PROVIDED ENTRIES section start

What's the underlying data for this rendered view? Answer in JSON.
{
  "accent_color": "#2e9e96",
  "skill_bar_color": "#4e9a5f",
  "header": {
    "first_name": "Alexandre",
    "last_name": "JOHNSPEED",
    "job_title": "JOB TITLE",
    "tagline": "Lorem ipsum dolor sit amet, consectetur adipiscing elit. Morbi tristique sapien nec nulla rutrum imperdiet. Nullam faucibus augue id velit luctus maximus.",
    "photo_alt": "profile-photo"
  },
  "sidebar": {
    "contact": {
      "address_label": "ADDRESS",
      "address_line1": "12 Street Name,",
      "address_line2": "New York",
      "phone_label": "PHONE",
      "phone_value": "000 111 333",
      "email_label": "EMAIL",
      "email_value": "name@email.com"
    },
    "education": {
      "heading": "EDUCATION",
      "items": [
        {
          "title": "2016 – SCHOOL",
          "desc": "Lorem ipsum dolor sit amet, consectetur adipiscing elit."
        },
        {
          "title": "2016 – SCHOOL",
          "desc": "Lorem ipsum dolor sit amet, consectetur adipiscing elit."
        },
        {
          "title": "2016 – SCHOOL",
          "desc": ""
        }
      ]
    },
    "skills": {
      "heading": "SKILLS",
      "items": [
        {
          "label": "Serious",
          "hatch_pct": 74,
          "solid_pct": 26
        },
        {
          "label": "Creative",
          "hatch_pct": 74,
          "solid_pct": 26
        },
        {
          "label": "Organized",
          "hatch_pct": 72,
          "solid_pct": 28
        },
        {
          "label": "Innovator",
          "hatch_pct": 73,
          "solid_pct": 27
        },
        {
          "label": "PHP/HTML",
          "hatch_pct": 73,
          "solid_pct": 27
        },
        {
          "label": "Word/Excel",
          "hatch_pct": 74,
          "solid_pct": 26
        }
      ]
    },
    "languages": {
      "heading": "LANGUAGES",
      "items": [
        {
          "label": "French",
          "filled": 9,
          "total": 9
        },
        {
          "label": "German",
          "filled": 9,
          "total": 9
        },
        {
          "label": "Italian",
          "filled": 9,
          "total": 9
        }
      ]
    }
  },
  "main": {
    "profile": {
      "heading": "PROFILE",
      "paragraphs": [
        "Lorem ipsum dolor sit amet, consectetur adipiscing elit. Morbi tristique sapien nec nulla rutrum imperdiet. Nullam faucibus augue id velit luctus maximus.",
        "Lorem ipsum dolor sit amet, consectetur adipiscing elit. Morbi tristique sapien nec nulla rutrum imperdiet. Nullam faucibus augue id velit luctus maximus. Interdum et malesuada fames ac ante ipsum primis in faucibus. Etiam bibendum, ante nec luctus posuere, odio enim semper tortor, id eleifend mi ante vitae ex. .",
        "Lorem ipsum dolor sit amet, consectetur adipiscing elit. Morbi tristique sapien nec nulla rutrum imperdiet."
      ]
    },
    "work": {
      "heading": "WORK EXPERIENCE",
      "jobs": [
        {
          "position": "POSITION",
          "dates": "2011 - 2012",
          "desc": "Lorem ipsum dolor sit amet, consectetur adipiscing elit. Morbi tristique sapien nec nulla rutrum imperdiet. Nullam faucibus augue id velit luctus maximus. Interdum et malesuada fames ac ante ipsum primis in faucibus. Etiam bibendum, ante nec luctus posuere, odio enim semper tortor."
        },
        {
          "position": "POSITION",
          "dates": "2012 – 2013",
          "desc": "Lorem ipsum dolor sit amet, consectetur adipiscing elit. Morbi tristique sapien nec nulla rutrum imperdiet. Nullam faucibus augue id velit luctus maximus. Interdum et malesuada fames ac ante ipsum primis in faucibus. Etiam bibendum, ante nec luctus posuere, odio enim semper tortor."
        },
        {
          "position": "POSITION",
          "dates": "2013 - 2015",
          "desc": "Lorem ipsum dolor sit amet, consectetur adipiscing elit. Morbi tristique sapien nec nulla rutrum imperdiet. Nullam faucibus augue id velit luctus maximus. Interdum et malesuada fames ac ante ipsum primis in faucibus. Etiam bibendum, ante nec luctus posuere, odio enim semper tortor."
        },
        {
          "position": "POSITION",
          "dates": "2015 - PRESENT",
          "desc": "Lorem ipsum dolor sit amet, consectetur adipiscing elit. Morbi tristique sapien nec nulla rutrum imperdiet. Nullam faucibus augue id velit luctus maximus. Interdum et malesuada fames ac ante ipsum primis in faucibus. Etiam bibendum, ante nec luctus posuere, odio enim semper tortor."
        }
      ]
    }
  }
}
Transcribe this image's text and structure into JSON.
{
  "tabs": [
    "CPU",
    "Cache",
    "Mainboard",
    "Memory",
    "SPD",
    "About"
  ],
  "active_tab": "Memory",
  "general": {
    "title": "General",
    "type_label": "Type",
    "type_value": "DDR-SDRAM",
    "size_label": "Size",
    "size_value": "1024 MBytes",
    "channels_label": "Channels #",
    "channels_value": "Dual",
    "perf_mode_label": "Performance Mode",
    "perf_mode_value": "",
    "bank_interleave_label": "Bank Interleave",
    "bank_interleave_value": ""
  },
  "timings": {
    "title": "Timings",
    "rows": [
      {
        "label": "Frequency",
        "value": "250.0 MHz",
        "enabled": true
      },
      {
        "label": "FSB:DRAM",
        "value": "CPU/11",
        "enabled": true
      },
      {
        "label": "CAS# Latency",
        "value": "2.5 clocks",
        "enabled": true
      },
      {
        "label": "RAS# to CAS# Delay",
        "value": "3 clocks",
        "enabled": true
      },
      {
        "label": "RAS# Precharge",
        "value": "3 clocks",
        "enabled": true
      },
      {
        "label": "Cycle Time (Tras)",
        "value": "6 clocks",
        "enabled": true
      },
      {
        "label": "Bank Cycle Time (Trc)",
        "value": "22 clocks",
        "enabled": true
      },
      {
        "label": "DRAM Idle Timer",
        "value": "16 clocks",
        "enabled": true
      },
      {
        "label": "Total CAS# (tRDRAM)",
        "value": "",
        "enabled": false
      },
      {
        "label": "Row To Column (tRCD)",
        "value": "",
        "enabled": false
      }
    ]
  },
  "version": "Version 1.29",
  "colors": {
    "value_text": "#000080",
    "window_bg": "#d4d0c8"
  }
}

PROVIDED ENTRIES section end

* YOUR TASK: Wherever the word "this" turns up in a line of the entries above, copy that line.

* TASK RESPONSE:
What's the underlying data for this rendered view? Answer in JSON.
Transcribe this image's text and structure into JSON.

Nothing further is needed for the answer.